Note that Birdfont is free to create fonts under SIL free font license. For commercial use of your font, the software requires a $5 donation.
While the 2 software already mentioned are to download and install on your computer, Glyphr Studio is an interface directly online.
In terms of ease of use, Glyphr Studio is between FontForge and Birdfont. Slightly more intuitive than FontForge, Glyphr Studio offers an interface design aesthetically more pleasing than the other two.
You will also find a lot of information about Glyphr Studio online, although less than for FontForge, again.
Also, while this tool does not load an image, you can load font files for editing later.
Although these three tools offer similar options, it is ultimately according to everyone’s preferences to make their choice. You can test two or all three to see which seems the easiest to access.
Step 4: Start creating
Once the software is installed, you are ready to create your font.
Depending on the software chosen, you can do it all by yourself, load images from your handwritten lines as starting points or load a font file to edit.
Once your control characters are designed, you can extend your font to other letters, numbers, and special characters.
This step can be quite long, the time to get your hands and get used to the software. But practice will allow you to quickly speed up the process. To help you, here are some technical terms you must know:
- Glyph: any typographic sign (character or accent) is considered a glyph
- Base line or foot line: the invisible line on which all characters will be positioned (and below which the letter legs extend, like the “p” bar).
- Jamb: part of some letters (like the p or the y) that extends under the foot line
- Handle or barrel: the main vertical line of a character, like the T or L. Can also be diagonal, and is then called “diagonal”
- Panse or roundness: closed and rounded part of certain letters like a or d.
- Bezier Curve: Mathematical paradigm used to design scalable curves.
We scratch only on the surface of the subject here. For the more visual people, online diagrams clearly show the terms mentioned above.
Step 5: Refine the entire writing font
During the creation of characters, it is easy to focus only on the letters, one by one. However, it is also important to consider what they will look like as a whole.
Here are some tips to continue refining your characters:

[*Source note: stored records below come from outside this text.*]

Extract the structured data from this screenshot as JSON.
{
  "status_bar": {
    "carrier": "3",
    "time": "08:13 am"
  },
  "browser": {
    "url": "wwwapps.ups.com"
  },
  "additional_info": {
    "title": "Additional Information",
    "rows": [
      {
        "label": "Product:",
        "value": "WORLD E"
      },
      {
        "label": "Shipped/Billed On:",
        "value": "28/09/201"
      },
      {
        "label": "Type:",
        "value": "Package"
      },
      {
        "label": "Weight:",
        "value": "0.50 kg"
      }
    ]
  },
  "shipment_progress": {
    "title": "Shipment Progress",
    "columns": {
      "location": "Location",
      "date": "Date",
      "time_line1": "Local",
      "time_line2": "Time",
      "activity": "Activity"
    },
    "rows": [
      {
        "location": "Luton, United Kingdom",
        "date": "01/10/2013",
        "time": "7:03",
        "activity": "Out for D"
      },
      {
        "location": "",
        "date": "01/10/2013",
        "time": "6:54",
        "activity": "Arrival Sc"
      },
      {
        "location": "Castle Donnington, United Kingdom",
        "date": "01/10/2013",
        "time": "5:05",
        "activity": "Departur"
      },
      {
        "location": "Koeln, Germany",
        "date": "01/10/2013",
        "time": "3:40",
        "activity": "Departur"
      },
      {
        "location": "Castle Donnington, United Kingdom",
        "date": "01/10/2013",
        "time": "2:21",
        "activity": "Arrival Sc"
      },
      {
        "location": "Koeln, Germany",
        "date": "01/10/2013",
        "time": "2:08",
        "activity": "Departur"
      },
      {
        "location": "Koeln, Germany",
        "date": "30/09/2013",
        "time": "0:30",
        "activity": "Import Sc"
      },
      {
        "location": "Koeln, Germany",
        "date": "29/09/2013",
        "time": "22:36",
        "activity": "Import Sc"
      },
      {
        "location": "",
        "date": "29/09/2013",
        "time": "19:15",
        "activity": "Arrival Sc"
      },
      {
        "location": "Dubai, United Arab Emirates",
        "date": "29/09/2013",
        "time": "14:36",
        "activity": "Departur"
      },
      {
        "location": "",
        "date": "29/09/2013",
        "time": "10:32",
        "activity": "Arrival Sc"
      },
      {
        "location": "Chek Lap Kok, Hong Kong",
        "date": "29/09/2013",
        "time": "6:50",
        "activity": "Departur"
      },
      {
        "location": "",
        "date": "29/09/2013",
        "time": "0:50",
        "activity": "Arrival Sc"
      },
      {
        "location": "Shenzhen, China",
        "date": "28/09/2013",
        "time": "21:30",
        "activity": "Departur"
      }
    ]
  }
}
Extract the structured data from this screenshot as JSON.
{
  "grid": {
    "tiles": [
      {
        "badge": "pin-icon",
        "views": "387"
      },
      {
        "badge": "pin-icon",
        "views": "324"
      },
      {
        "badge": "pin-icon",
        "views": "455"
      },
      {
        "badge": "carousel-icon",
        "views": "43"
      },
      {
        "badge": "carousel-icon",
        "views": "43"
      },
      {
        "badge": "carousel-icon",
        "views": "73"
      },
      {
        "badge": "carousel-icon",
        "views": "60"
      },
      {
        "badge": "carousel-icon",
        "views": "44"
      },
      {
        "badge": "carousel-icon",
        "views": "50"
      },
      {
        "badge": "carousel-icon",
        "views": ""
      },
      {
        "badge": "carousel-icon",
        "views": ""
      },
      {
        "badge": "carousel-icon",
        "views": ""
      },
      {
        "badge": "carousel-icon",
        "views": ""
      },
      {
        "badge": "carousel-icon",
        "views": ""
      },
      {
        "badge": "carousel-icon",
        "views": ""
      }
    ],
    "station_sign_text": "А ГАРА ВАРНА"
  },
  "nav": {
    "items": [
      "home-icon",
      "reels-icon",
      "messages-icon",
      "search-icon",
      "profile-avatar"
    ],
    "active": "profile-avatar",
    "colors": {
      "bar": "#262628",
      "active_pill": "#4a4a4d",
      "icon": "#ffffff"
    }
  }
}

- Pay attention to the spaces and kernings between the letters; during the creation process, combine pairs of letters (A and V for example) to check their spacing.
- Test many different sizes for each character.
- Print your work regularly during the creative process; to see on paper his creation makes it easier to spot possible subtle errors.
At this point, we are almost there! Last step in approach. You have designed the design of your font, selected and tamed your software, transferred your paper font to digital format and refined it to perfection. It remains to use it online!
Step 6: Load your font on WordPress
Once the work is done, you will want to test your font.
If the goal was to use it on your WordPress website, there are many methods for doing this. The simplest is to use a plugin, one of the most famous in the field being Use Any Font.
This plugin automatically converts your files, extracts CSS code and encodes it into the files of your theme. Your font will be accessible like any other font in WordPress.
This plugin works with .ttf, .otf and .woff extensions. It is free for converting a single font. For $10 or more, you can convert an unlimited number of fonts.
If you prefer not to use a plugin, another option is to add your font in your own CSS code.
First, you will need to use a generator like Font Squirrel or Transfer to get the necessary code. You can then add this code to the theme’s style file named style.css. For more precision on this way, many online tutorials will guide you step by step.
Tools for professionals
Finally, if you want to go a little further in the creation of fonts, and seek to create fonts for other uses, full of more comprehensive tools are waiting for you.
FontCreator, FontLab Studio, Glyphs vs Robofont are some of the most popular options used by professional typographers.